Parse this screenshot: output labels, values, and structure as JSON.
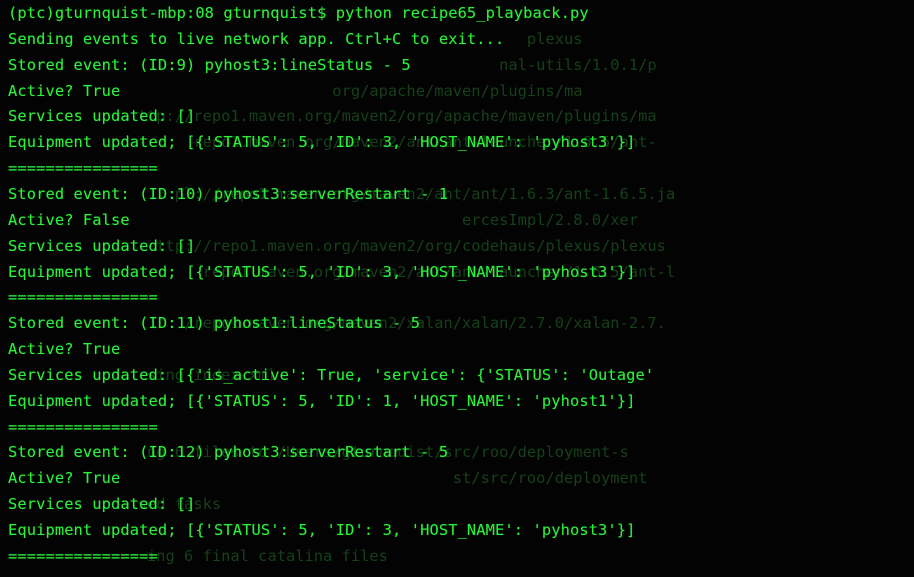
{
  "terminal": {
    "colors": {
      "background": "#020302",
      "foreground": "#2cf03b",
      "ghost_text": "#16401a"
    },
    "lines": [
      "(ptc)gturnquist-mbp:08 gturnquist$ python recipe65_playback.py",
      "Sending events to live network app. Ctrl+C to exit...",
      "Stored event: (ID:9) pyhost3:lineStatus - 5",
      "Active? True",
      "Services updated: []",
      "Equipment updated; [{'STATUS': 5, 'ID': 3, 'HOST_NAME': 'pyhost3'}]",
      "================",
      "Stored event: (ID:10) pyhost3:serverRestart - 1",
      "Active? False",
      "Services updated: []",
      "Equipment updated; [{'STATUS': 5, 'ID': 3, 'HOST_NAME': 'pyhost3'}]",
      "================",
      "Stored event: (ID:11) pyhost1:lineStatus - 5",
      "Active? True",
      "Services updated: [{'is_active': True, 'service': {'STATUS': 'Outage'",
      "Equipment updated; [{'STATUS': 5, 'ID': 1, 'HOST_NAME': 'pyhost1'}]",
      "================",
      "Stored event: (ID:12) pyhost3:serverRestart - 5",
      "Active? True",
      "Services updated: []",
      "Equipment updated; [{'STATUS': 5, 'ID': 3, 'HOST_NAME': 'pyhost3'}]",
      "================"
    ],
    "ghost_lines": [
      "",
      "                                                        plexus",
      "                                                     nal-utils/1.0.1/p",
      "                                   org/apache/maven/plugins/ma",
      "              ttp://repo1.maven.org/maven2/org/apache/maven/plugins/ma",
      "                    repo1.maven.org/maven2/ant/ant-launcher/1.6.5/ant-",
      "",
      "                  pl://repo1.maven.org/maven2/ant/ant/1.6.3/ant-1.6.5.ja",
      "                                                 ercesImpl/2.8.0/xer",
      "                ttp://repo1.maven.org/maven2/org/codehaus/plexus/plexus",
      "                     repo1.maven.org/maven2/ant/ant-launcher/1.6.5/ant-l",
      "",
      "                   /repo1.maven.org/maven2/xalan/xalan/2.7.0/xalan-2.7.",
      "",
      "               sing index.xml",
      "",
      "",
      "               ng 6 files to /Users/gturnquist/src/roo/deployment-s",
      "                                                st/src/roo/deployment",
      "              sed tasks",
      "",
      "               ing 6 final catalina files"
    ]
  }
}
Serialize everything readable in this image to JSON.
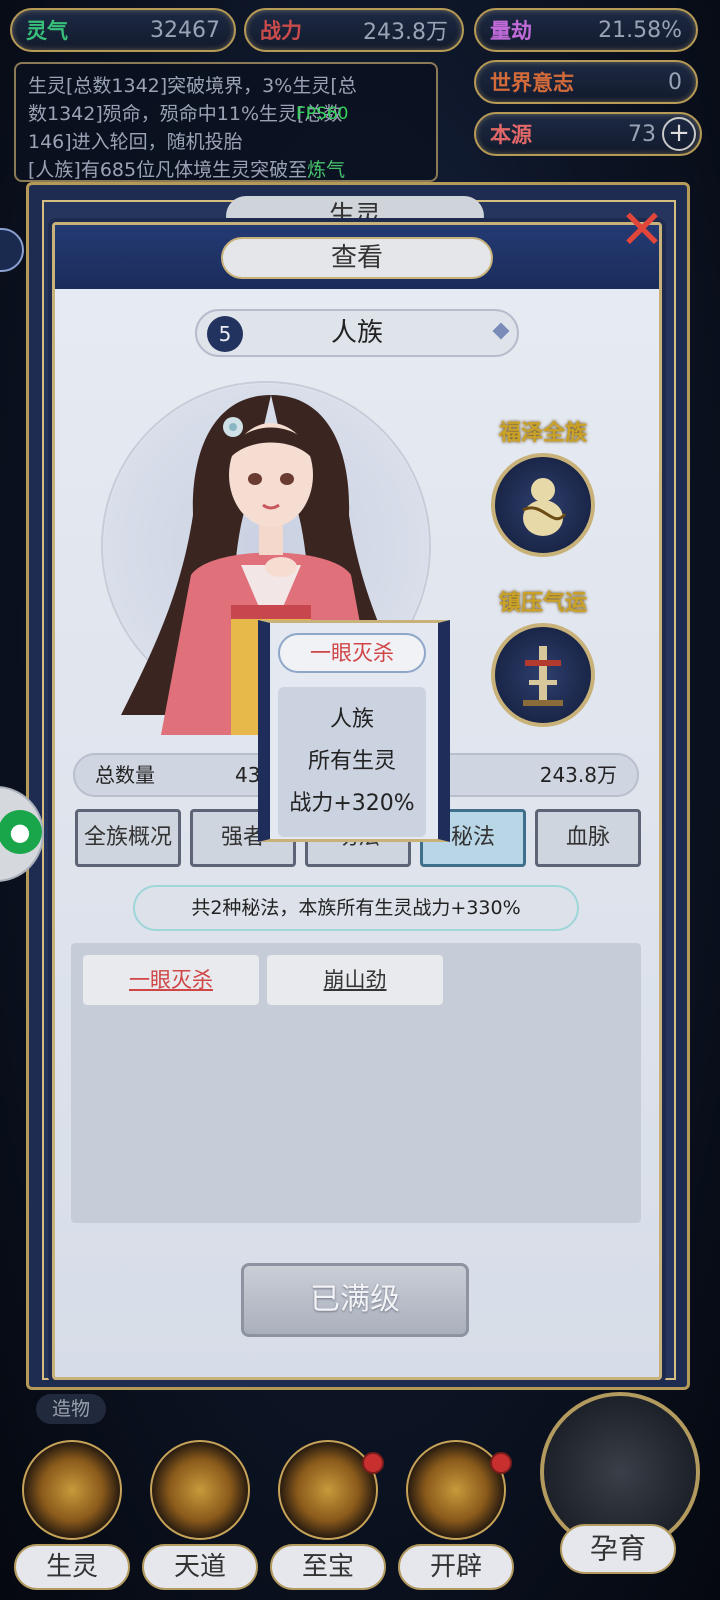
{
  "top_stats": {
    "lingqi": {
      "label": "灵气",
      "value": "32467"
    },
    "zhanli": {
      "label": "战力",
      "value": "243.8万"
    },
    "liangjie": {
      "label": "量劫",
      "value": "21.58%"
    },
    "shijie": {
      "label": "世界意志",
      "value": "0"
    },
    "benyuan": {
      "label": "本源",
      "value": "73"
    }
  },
  "log": {
    "line1": "生灵[总数1342]突破境界，3%生灵[总",
    "line2": "数1342]殒命，殒命中11%生灵[总数",
    "line3": "146]进入轮回，随机投胎",
    "line4_prefix": "[人族]有685位凡体境生灵突破至",
    "line4_hl": "炼气"
  },
  "fps": "FPS60",
  "back_title": "生灵",
  "modal": {
    "title": "查看",
    "race_number": "5",
    "race_name": "人族",
    "buffs": [
      {
        "label": "福泽全族",
        "icon": "gourd-icon"
      },
      {
        "label": "镇压气运",
        "icon": "tower-icon"
      }
    ],
    "stats": {
      "count_label": "总数量",
      "count_value": "43",
      "power_value": "243.8万"
    },
    "tabs": [
      "全族概况",
      "强者",
      "功法",
      "秘法",
      "血脉"
    ],
    "active_tab": "秘法",
    "summary": "共2种秘法，本族所有生灵战力+330%",
    "skills": [
      "一眼灭杀",
      "崩山劲"
    ],
    "maxed_button": "已满级"
  },
  "tooltip": {
    "title": "一眼灭杀",
    "line1": "人族",
    "line2": "所有生灵",
    "line3": "战力+320%"
  },
  "bottom_nav": {
    "zaowu": "造物",
    "items": [
      "生灵",
      "天道",
      "至宝",
      "开辟"
    ],
    "breed": "孕育"
  },
  "colors": {
    "accent_gold": "#c8b27a",
    "navy": "#1f2d5a",
    "skill_red": "#d04545"
  }
}
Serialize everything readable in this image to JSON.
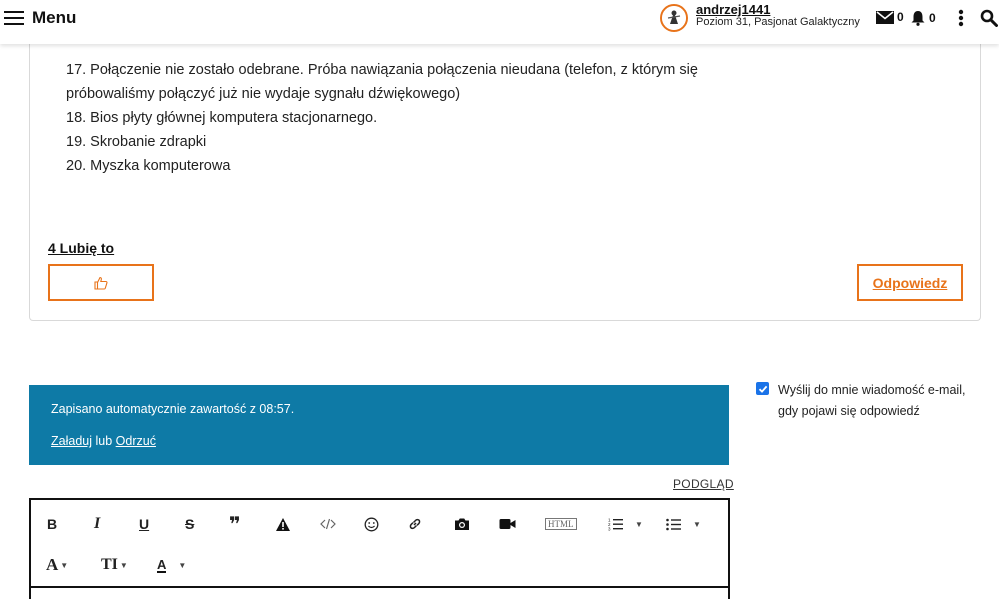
{
  "header": {
    "menu_label": "Menu",
    "username": "andrzej1441",
    "rank": "Poziom 31, Pasjonat Galaktyczny",
    "mail_count": "0",
    "notif_count": "0"
  },
  "post": {
    "list": [
      "17. Połączenie nie zostało odebrane. Próba nawiązania połączenia nieudana (telefon, z którym się",
      "próbowaliśmy połączyć już nie wydaje sygnału dźwiękowego)",
      "18. Bios płyty głównej komputera stacjonarnego.",
      "19. Skrobanie zdrapki",
      "20. Myszka komputerowa"
    ],
    "likes": "4 Lubię to",
    "reply_label": "Odpowiedz"
  },
  "autosave": {
    "message": "Zapisano automatycznie zawartość z 08:57.",
    "load_label": "Załaduj",
    "or_label": "lub",
    "discard_label": "Odrzuć"
  },
  "email_option": {
    "label": "Wyślij do mnie wiadomość e-mail, gdy pojawi się odpowiedź",
    "checked": true
  },
  "preview_label": "PODGLĄD",
  "toolbar": {
    "bold": "B",
    "italic": "I",
    "underline": "U",
    "strike": "S",
    "quote": "❞",
    "html": "HTML",
    "font": "A",
    "size": "TI",
    "color": "A"
  },
  "colors": {
    "accent": "#e8731a",
    "banner": "#0e7aa6",
    "checkbox": "#1a73e8"
  }
}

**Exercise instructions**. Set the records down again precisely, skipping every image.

**Task solution**.
Parse this screenshot: output labels, values, and structure as JSON.
{
  "terminal": {
    "colors": {
      "background": "#020302",
      "foreground": "#2cf03b",
      "ghost_text": "#16401a"
    },
    "lines": [
      "(ptc)gturnquist-mbp:08 gturnquist$ python recipe65_playback.py",
      "Sending events to live network app. Ctrl+C to exit...",
      "Stored event: (ID:9) pyhost3:lineStatus - 5",
      "Active? True",
      "Services updated: []",
      "Equipment updated; [{'STATUS': 5, 'ID': 3, 'HOST_NAME': 'pyhost3'}]",
      "================",
      "Stored event: (ID:10) pyhost3:serverRestart - 1",
      "Active? False",
      "Services updated: []",
      "Equipment updated; [{'STATUS': 5, 'ID': 3, 'HOST_NAME': 'pyhost3'}]",
      "================",
      "Stored event: (ID:11) pyhost1:lineStatus - 5",
      "Active? True",
      "Services updated: [{'is_active': True, 'service': {'STATUS': 'Outage'",
      "Equipment updated; [{'STATUS': 5, 'ID': 1, 'HOST_NAME': 'pyhost1'}]",
      "================",
      "Stored event: (ID:12) pyhost3:serverRestart - 5",
      "Active? True",
      "Services updated: []",
      "Equipment updated; [{'STATUS': 5, 'ID': 3, 'HOST_NAME': 'pyhost3'}]",
      "================"
    ],
    "ghost_lines": [
      "",
      "                                                        plexus",
      "                                                     nal-utils/1.0.1/p",
      "                                   org/apache/maven/plugins/ma",
      "              ttp://repo1.maven.org/maven2/org/apache/maven/plugins/ma",
      "                    repo1.maven.org/maven2/ant/ant-launcher/1.6.5/ant-",
      "",
      "                  pl://repo1.maven.org/maven2/ant/ant/1.6.3/ant-1.6.5.ja",
      "                                                 ercesImpl/2.8.0/xer",
      "                ttp://repo1.maven.org/maven2/org/codehaus/plexus/plexus",
      "                     repo1.maven.org/maven2/ant/ant-launcher/1.6.5/ant-l",
      "",
      "                   /repo1.maven.org/maven2/xalan/xalan/2.7.0/xalan-2.7.",
      "",
      "               sing index.xml",
      "",
      "",
      "               ng 6 files to /Users/gturnquist/src/roo/deployment-s",
      "                                                st/src/roo/deployment",
      "              sed tasks",
      "",
      "               ing 6 final catalina files"
    ]
  }
}
Serialize everything readable in this image to JSON.
{
  "top_stats": {
    "lingqi": {
      "label": "灵气",
      "value": "32467"
    },
    "zhanli": {
      "label": "战力",
      "value": "243.8万"
    },
    "liangjie": {
      "label": "量劫",
      "value": "21.58%"
    },
    "shijie": {
      "label": "世界意志",
      "value": "0"
    },
    "benyuan": {
      "label": "本源",
      "value": "73"
    }
  },
  "log": {
    "line1": "生灵[总数1342]突破境界，3%生灵[总",
    "line2": "数1342]殒命，殒命中11%生灵[总数",
    "line3": "146]进入轮回，随机投胎",
    "line4_prefix": "[人族]有685位凡体境生灵突破至",
    "line4_hl": "炼气"
  },
  "fps": "FPS60",
  "back_title": "生灵",
  "modal": {
    "title": "查看",
    "race_number": "5",
    "race_name": "人族",
    "buffs": [
      {
        "label": "福泽全族",
        "icon": "gourd-icon"
      },
      {
        "label": "镇压气运",
        "icon": "tower-icon"
      }
    ],
    "stats": {
      "count_label": "总数量",
      "count_value": "43",
      "power_value": "243.8万"
    },
    "tabs": [
      "全族概况",
      "强者",
      "功法",
      "秘法",
      "血脉"
    ],
    "active_tab": "秘法",
    "summary": "共2种秘法，本族所有生灵战力+330%",
    "skills": [
      "一眼灭杀",
      "崩山劲"
    ],
    "maxed_button": "已满级"
  },
  "tooltip": {
    "title": "一眼灭杀",
    "line1": "人族",
    "line2": "所有生灵",
    "line3": "战力+320%"
  },
  "bottom_nav": {
    "zaowu": "造物",
    "items": [
      "生灵",
      "天道",
      "至宝",
      "开辟"
    ],
    "breed": "孕育"
  },
  "colors": {
    "accent_gold": "#c8b27a",
    "navy": "#1f2d5a",
    "skill_red": "#d04545"
  }
}
Serialize everything readable in this image to JSON.
{
  "header": {
    "menu_label": "Menu",
    "username": "andrzej1441",
    "rank": "Poziom 31, Pasjonat Galaktyczny",
    "mail_count": "0",
    "notif_count": "0"
  },
  "post": {
    "list": [
      "17. Połączenie nie zostało odebrane. Próba nawiązania połączenia nieudana (telefon, z którym się",
      "próbowaliśmy połączyć już nie wydaje sygnału dźwiękowego)",
      "18. Bios płyty głównej komputera stacjonarnego.",
      "19. Skrobanie zdrapki",
      "20. Myszka komputerowa"
    ],
    "likes": "4 Lubię to",
    "reply_label": "Odpowiedz"
  },
  "autosave": {
    "message": "Zapisano automatycznie zawartość z 08:57.",
    "load_label": "Załaduj",
    "or_label": "lub",
    "discard_label": "Odrzuć"
  },
  "email_option": {
    "label": "Wyślij do mnie wiadomość e-mail, gdy pojawi się odpowiedź",
    "checked": true
  },
  "preview_label": "PODGLĄD",
  "toolbar": {
    "bold": "B",
    "italic": "I",
    "underline": "U",
    "strike": "S",
    "quote": "❞",
    "html": "HTML",
    "font": "A",
    "size": "TI",
    "color": "A"
  },
  "colors": {
    "accent": "#e8731a",
    "banner": "#0e7aa6",
    "checkbox": "#1a73e8"
  }
}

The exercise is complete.